**Work instruction**: Report each line from the data below that holds the word "URLs".

**Records provided**:
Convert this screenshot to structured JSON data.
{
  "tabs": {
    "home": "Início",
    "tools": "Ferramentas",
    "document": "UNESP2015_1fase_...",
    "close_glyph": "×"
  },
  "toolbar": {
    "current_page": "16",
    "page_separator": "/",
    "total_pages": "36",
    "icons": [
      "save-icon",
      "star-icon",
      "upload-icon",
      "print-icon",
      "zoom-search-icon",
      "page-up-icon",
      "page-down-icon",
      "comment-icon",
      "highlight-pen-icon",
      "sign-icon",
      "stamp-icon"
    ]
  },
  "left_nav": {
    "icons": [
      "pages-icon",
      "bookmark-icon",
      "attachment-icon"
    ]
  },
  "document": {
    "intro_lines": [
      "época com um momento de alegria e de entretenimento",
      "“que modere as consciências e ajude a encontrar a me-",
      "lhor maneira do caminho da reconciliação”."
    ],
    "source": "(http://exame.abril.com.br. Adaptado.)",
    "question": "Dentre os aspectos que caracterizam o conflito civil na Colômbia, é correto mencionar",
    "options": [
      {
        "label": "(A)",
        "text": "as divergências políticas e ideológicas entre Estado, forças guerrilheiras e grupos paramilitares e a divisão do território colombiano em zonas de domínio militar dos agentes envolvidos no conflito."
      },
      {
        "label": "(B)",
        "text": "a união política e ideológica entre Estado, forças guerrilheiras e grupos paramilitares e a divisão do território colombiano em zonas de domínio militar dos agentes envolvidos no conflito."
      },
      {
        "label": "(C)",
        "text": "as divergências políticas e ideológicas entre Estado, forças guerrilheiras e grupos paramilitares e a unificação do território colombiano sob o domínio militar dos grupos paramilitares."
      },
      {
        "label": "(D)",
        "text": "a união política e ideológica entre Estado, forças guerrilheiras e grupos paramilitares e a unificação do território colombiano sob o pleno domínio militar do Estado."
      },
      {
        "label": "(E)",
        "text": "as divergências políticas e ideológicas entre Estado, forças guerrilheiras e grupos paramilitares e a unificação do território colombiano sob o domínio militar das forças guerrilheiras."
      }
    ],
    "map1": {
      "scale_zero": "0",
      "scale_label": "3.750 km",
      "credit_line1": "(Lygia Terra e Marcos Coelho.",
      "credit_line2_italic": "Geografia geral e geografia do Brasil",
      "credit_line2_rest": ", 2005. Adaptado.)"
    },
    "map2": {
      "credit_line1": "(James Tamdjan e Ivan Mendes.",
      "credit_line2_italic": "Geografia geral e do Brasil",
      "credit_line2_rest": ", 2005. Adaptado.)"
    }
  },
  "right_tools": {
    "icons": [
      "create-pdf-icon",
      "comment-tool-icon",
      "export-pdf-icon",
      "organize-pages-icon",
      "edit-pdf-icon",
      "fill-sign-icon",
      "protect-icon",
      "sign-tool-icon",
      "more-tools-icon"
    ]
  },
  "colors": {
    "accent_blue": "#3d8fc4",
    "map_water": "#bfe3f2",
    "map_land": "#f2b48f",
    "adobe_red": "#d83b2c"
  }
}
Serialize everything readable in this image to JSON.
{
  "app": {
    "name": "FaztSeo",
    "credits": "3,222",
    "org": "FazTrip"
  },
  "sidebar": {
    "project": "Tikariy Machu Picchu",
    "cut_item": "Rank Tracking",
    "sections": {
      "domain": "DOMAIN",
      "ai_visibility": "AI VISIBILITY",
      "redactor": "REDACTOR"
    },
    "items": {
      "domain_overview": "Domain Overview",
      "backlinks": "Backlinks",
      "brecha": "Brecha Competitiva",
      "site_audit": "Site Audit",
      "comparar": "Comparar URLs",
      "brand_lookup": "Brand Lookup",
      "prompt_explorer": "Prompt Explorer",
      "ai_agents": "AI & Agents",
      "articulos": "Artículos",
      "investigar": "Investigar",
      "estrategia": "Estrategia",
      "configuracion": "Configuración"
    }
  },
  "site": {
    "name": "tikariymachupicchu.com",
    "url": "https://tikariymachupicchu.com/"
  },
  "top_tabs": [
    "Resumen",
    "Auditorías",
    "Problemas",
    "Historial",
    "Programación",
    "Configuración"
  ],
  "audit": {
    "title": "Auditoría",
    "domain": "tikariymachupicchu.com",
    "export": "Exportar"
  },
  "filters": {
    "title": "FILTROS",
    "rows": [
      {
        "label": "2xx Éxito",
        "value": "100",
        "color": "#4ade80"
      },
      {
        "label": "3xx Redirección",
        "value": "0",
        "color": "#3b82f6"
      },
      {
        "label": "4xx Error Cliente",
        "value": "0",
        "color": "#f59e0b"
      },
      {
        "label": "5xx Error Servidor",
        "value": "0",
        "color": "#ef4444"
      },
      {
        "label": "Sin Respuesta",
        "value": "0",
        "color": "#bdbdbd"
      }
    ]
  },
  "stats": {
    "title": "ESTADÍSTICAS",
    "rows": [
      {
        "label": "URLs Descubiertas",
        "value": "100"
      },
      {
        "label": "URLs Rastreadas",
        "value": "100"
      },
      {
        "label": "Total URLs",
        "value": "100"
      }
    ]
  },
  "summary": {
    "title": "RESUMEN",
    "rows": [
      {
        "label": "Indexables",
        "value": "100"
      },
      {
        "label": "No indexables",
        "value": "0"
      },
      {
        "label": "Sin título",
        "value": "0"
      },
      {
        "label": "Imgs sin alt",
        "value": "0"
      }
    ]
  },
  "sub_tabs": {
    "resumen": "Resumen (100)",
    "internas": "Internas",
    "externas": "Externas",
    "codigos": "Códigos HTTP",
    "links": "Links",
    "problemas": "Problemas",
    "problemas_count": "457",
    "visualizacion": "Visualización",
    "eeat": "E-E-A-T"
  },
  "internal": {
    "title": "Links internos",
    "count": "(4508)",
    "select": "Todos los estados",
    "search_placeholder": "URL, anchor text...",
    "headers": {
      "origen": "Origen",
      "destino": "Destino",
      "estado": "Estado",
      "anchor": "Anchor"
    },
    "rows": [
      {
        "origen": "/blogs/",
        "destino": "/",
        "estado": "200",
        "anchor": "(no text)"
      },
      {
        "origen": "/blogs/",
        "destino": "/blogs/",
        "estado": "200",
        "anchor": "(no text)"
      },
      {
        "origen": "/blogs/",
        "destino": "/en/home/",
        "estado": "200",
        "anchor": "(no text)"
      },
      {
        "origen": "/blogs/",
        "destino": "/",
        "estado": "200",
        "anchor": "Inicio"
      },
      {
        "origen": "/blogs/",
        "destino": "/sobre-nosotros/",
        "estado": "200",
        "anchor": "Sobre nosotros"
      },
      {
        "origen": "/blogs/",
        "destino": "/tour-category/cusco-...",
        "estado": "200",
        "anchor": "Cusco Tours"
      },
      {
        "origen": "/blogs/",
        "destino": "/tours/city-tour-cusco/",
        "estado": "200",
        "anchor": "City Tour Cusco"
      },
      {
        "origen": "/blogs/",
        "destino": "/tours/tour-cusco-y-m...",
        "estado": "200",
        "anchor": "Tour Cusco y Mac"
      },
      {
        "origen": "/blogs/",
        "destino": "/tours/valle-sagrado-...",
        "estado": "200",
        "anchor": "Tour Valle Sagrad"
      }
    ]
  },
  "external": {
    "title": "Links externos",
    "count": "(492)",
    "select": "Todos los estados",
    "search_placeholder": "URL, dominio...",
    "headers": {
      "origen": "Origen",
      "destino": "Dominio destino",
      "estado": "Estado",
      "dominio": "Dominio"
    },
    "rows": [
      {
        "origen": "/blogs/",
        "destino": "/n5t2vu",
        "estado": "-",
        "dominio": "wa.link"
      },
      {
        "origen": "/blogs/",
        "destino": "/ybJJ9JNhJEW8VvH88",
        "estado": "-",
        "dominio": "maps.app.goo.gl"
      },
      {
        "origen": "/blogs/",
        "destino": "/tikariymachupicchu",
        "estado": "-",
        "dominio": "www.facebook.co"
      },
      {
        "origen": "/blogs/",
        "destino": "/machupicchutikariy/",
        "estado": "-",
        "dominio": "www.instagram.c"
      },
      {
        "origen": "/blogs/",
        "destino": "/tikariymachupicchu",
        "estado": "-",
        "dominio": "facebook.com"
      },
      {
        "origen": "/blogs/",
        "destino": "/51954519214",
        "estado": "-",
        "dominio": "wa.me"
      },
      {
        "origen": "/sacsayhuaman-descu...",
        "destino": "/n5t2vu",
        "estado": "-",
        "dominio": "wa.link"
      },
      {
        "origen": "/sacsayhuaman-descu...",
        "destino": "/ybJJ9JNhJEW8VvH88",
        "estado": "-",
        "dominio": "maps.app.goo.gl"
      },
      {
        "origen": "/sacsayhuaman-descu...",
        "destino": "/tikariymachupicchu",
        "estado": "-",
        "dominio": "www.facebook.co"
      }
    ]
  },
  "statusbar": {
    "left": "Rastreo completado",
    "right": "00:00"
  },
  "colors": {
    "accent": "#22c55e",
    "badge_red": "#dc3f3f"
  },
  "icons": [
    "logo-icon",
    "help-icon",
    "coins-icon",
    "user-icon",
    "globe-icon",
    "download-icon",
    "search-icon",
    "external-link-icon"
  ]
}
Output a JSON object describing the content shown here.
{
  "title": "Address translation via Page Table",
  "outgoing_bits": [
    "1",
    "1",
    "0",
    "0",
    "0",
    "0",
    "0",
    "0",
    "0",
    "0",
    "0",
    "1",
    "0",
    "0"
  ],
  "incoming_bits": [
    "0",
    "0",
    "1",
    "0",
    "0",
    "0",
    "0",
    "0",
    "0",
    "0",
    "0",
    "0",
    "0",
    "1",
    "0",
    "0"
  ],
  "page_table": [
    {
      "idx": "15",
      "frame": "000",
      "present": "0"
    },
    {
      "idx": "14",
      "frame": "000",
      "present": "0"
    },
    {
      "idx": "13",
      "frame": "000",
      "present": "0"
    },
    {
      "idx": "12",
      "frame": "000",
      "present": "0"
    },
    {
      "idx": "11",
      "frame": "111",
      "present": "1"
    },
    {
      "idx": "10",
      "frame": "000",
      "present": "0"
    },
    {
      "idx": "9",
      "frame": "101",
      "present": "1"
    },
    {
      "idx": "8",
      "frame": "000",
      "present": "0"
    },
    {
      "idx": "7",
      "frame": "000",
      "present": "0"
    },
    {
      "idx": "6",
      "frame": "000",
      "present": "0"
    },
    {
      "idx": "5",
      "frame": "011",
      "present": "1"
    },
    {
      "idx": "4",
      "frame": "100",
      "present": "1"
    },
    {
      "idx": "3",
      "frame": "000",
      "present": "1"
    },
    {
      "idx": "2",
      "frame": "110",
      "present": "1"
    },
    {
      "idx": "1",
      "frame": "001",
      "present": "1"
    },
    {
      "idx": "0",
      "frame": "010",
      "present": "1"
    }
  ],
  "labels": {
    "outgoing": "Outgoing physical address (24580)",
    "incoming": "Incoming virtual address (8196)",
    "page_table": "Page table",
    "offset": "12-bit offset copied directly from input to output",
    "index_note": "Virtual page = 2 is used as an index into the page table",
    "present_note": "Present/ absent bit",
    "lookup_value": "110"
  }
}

**Task result**:
      "comparar": "Comparar URLs",
        "label": "URLs Descubiertas",
        "label": "URLs Rastreadas",
        "label": "Total URLs",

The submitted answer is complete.